▶ **Problem to work on**
Copy each line of the records that contains the word "from".
┌──
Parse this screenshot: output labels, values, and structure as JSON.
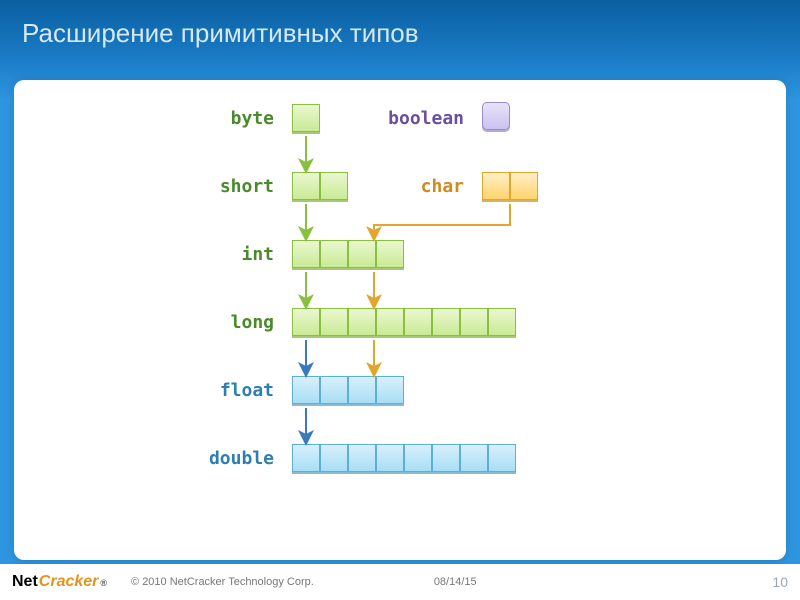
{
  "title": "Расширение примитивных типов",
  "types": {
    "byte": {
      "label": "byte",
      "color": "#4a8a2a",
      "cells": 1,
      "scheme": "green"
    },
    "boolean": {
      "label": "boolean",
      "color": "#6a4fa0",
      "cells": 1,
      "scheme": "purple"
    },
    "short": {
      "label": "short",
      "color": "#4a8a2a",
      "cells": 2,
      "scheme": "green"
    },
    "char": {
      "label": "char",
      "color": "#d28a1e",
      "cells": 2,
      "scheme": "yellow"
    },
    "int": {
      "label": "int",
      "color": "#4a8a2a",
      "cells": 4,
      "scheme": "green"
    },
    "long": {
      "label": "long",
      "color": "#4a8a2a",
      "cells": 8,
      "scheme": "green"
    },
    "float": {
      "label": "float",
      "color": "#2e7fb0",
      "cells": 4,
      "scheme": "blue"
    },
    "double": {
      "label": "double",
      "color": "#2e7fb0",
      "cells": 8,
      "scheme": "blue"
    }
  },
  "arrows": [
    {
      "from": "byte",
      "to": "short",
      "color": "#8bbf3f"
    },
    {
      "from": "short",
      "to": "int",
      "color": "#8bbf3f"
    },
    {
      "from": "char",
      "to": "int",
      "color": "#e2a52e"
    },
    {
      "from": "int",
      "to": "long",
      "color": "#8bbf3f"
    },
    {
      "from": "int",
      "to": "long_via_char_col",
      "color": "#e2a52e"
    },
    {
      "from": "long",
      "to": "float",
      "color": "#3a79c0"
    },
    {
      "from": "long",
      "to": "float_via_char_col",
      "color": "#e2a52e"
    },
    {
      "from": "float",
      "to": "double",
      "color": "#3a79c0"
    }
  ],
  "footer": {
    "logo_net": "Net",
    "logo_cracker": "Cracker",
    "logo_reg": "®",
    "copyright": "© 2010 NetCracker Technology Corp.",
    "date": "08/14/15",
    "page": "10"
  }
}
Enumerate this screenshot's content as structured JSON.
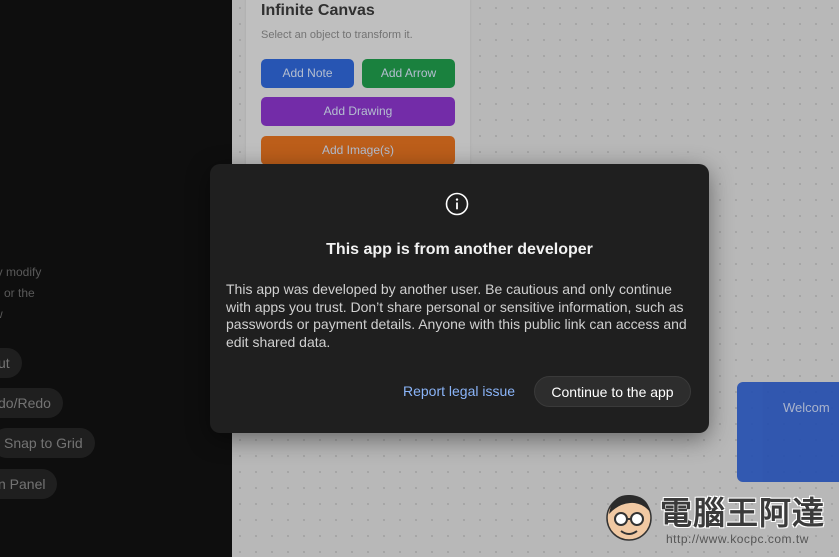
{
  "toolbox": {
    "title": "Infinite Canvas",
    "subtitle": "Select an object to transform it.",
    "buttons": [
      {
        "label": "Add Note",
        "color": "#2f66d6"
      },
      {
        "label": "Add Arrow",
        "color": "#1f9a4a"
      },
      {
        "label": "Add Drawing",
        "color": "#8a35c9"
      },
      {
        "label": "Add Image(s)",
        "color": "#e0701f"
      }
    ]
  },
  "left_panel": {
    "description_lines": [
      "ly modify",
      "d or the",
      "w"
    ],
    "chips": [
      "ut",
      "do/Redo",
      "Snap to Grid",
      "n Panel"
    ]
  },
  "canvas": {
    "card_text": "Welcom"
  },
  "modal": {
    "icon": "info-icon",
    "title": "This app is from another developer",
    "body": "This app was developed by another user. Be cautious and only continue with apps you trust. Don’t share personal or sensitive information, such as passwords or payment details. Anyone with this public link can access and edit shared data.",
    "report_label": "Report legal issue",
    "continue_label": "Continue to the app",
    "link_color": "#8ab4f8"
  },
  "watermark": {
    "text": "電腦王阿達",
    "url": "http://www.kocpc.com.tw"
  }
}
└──
▶ **Problem solution**
      "from": "byte",
      "from": "short",
      "from": "char",
      "from": "int",
      "from": "int",
      "from": "long",
      "from": "long",
      "from": "float",
    "title": "This app is from another developer",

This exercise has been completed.